Quinn said he does not feel Bogalusa needs additional population, but it needs “a better quality of life for the ones that are here.”

“We need to fight the drug problem,” he said. “Clean all of the blight — not just on the main roads.”

McNabb said he would research and apply for grant funding to improve failing infrastructure.

He also said he would work with victims of arson or vandalism to help get their properties back up to code, “even if it means helping them move the debris myself.”

Irvine said his plan would be to organize a District D cleanup day, and make sure that the city is more proactive in getting adjudicated properties moved back to the tax rolls.

Day said she believes that instilling pride and ownership is the first step.

“We must empower and teach our citizens to want to do better,” she said. “We must be transparent, direct and open. Make it clear to the public what a municipality can and cannot do. Encourage business owners and everyday citizens to just do their part, for a solution.”

Drummond said that he would like to start a “Responsible Landlord Commission” that would make sure local landlords keep up their properties, whether there is a tenant living there or not.

Ard agreed with other candidates, and said the responsibility starts with individual citizens.

“You have to hold people accountable,” he said.

Ard also said that existing codes need to be enforced better.

School Board Question 1 — For current board members, what have you done to help improve the image of Bogalusa City Schools? For the candidates, what plans do you have to help improve the image of Bogalusa City Schools?

Breaux said school board members are policy makers, and noted that she has been in education for years but has never been a school board member. She is looking forward to possibly serving in that role to implement policies that meet the needs of stakeholders, staff members and children.

Arnold said he would work with fellow school board members to be sure the system is working in the right direction.

“Our children are our future and we must do the right thing,” he said. “If we don’t, we’ve failed at what we’re doing.”

Kemp said, as a board member, he tries to present the positive attributes of BCS to neighboring parishes as well as college graduates looking for jobs.

“Let them know that all the negative things they’re hearing isn’t always true,” he said.

Houston said that everything “rises and falls on leadership,” and it is important to have good leaders in order to trickle positive actions down to other levels.

“It’s our job as a school member to make sure the head — the superintendent’s vision — is carried out,” he said. “And if that vision does get askew, it’s the job of the board to make sure that track is put back in the right direction.”

Varnado said that a mentor taught her that “negativity is contagious.” She said she would spread the positive news and image of Bogalusa schools.

“We need to change the image of Bogalusa’s school system by engaging it positively — spread positive rumors,” she said.

Creel said, as a board member, he has had a part in hiring the new superintendent, Lisa Tanner.
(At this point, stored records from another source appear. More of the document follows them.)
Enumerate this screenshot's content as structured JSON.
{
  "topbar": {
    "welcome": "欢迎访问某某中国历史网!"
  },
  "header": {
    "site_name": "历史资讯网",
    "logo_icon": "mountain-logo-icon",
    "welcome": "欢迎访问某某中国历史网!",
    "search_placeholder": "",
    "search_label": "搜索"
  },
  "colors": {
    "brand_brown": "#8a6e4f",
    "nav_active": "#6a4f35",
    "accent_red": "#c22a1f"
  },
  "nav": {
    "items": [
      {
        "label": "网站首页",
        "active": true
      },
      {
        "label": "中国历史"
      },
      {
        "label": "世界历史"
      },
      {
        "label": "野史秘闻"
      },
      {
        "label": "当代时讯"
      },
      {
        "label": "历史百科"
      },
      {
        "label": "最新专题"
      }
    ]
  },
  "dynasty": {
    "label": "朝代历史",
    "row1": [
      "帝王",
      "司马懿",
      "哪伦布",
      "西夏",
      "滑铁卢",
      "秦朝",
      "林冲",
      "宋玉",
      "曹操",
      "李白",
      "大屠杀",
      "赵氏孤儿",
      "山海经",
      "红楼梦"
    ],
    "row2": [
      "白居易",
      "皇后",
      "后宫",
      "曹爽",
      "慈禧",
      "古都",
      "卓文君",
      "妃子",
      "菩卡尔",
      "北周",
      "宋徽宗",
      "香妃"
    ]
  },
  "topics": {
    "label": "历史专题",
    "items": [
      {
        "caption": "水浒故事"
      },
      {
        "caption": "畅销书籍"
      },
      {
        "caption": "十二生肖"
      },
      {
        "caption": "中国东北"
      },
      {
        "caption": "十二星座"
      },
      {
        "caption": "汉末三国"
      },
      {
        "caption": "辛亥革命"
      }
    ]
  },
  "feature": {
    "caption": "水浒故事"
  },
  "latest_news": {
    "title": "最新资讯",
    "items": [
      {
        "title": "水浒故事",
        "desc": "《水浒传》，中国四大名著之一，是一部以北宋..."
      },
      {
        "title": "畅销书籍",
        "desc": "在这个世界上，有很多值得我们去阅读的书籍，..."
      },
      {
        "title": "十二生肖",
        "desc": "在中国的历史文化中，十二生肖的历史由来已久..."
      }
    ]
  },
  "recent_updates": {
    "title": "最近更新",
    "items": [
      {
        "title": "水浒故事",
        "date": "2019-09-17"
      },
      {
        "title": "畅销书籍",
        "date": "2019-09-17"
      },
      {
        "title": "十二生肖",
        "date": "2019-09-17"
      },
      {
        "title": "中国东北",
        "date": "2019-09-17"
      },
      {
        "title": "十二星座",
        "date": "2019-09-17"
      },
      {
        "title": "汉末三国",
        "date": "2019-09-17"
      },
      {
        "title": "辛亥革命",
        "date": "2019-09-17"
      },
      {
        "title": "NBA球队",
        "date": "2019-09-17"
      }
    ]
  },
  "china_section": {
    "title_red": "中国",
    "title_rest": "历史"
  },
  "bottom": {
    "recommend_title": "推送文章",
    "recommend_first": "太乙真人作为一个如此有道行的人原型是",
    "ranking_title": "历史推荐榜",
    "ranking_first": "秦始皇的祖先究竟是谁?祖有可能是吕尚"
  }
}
He said she “has worked tirelessly, since day one, to get our system back on track.”

Penton said that she would put a focus on the appearance of Bogalusa’s campuses, even when school is not in session.

“First impressions last a long time,” she said.

Killingsworth said all facilities will be cleaned and maintained, even ones that are not being used.

“We will demand accountability at every level — top-down,” he said.

Mitchell said that he would invite more citizens to attend open houses and other events, to allow them to see the good things going on at Bogalusa’s schools.

“We have to make our schools more accessible,” he said. “There’s a lot going on here that’s good, so we just have to make sure that everybody comes in and sees it.”

Williams said that the best way to improve the image of the school system is to improve its school performance scores. He said that the system has taken a good first step by adding additional counselors and staff to help all students succeed.

He also said that it is important for older students to know “there will be law and order in the classrooms.”